http://pgp.mit.edu:11371/pks/lookup?op=get&search=0x7A4F5D66B10B68A3

2) Private surfing using the TOR browser, which is a specialized cut of
Firefox which incorporates the use of internet relays to help keep your
own internet surfing presence anonymous.
https://www.torproject.org/

3) Private internet searching via the DuckDuckGo search engine.  Which
can also be added as a search provider for the Firefox search bar.
https://www.duckduckgo.com

4) Encryption of files using GPG.
http://www.linuxjournal.com/content/tech-tip-encrypt-files-gpg
A good, brief intro to GPG.
http://www.madboa.com/geek/gpg-quickstart/
The official GPG documentation.
http://www.gnupg.org/documentation/

WHY?
Some people might ask, "Why? Do you have something to hide?".  To
which I respond, "No. But, why not?  Do we not have a right to privacy?".
However, it must be remembered that if we desire a right to privacy,
we much put effort into keeping our own information private.  If we
release information about ourselves, intentionally or not, it is no
longer private and we arguably lose the reasonable expectation of
privacy afforded by the 4th Amendment of the U.S. Constitution. The
problem arises when we unwittingly reveal information about ourselves
via the internet and other computing activities.  These resources may
help a person to avoid doing that.

From: https://en.wikipedia.org/wiki/Fourth_Amendment_to_the_United_States_Constitution#Computers_and_privacy

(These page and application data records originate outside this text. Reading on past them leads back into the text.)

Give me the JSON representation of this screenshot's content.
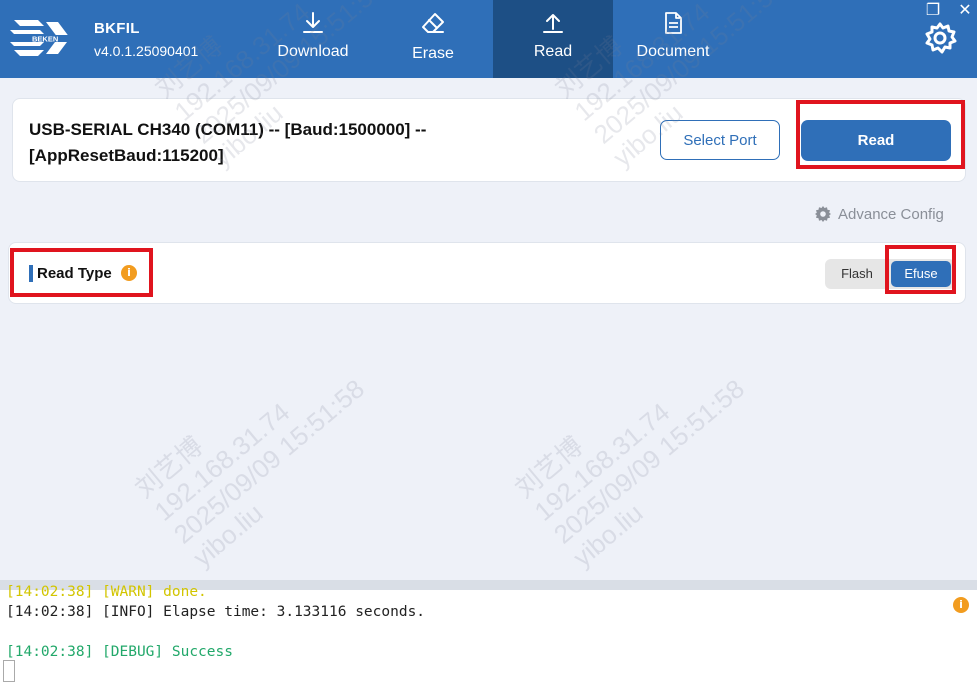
{
  "app": {
    "name": "BKFIL",
    "version": "v4.0.1.25090401",
    "logo_text": "BEKEN"
  },
  "nav": {
    "tabs": [
      {
        "label": "Download",
        "icon": "download-icon"
      },
      {
        "label": "Erase",
        "icon": "eraser-icon"
      },
      {
        "label": "Read",
        "icon": "upload-icon",
        "active": true
      },
      {
        "label": "Document",
        "icon": "document-icon"
      }
    ]
  },
  "window_controls": {
    "restore": "❐",
    "close": "✕"
  },
  "port": {
    "description": "USB-SERIAL CH340 (COM11) -- [Baud:1500000] -- [AppResetBaud:115200]",
    "select_port_label": "Select Port",
    "read_label": "Read"
  },
  "advance_config": {
    "label": "Advance Config"
  },
  "read_type": {
    "label": "Read Type",
    "info_glyph": "i",
    "options": [
      "Flash",
      "Efuse"
    ],
    "selected": "Efuse"
  },
  "log": {
    "lines": [
      {
        "level": "warn",
        "text": "[14:02:38] [WARN] done."
      },
      {
        "level": "info",
        "text": "[14:02:38] [INFO] Elapse time: 3.133116 seconds."
      },
      {
        "level": "debug",
        "text": "[14:02:38] [DEBUG] Success"
      }
    ],
    "info_glyph": "i"
  },
  "watermark": {
    "name": "刘艺博",
    "ip": "192.168.31.74",
    "datetime": "2025/09/09 15:51:58",
    "user": "yibo.liu"
  },
  "colors": {
    "primary": "#2f6fb8",
    "active_tab": "#1d4f85",
    "highlight": "#e0141e",
    "warn": "#d2c500",
    "debug": "#22a86a",
    "info_badge": "#f29c1f"
  }
}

On March 11, 2010, the United States Court of Appeals for the Eleventh Circuit ruled, in Rehberg v. Paulk, 598 F.3d 1268, that a person does not have a reasonable expectation of privacy in an e-mail once any copy of the communication is delivered to a third party.[80]

On December 14, 2010, in United States v. Warshak, the United States Court of Appeals for the Sixth Circuit ruled that a person has a reasonable expectation of privacy in his emails and that the government violated Warshak’s Fourth Amendment rights by compelling his internet service provider to turn over his emails without first obtaining a warrant based upon probable cause.[81]

Steve Jobs passes away

Steve Jobs, the Thomas Edison of our day, has passed away.  He dreamed of bringing computing to the masses, and he succeeded.  But he did much, much more than that.  He brought to us a revolution.  From the Apple computer, to the Mac, to the IPod, and then the IPhone and IPad all the other the great gadgets he and his company created,  our lives have been more fun and more productive.   He founded the company, Apple, in a garage then stepped aside for a time to pursue other technical interests, such as the NeXT systems and OS.  But then he returned to Apple to rescue and revive a company that has lost its way.  Oh, but he did much more that just revive Apple.  He had the vision to embrace other technologies and put his unique touch to them.  He spearheaded the creation of wonderful personal entertainment and communications devices and then married those to computing technologies, advanced operating systems and Internet content delivery; which turned Apple into a computing, communications and internet Juggernaut.  Steve Jobs was an inventor, businessman and visionary.  Most of all, he was a great man who gave his all, and even the last of his health, in pursuit of his dreams which have enriched all our lives.

Steve Jobs, RIP

February 24, 1955 – October 5, 2011.     

http://en.wikipedia.org/wiki/Steve_jobs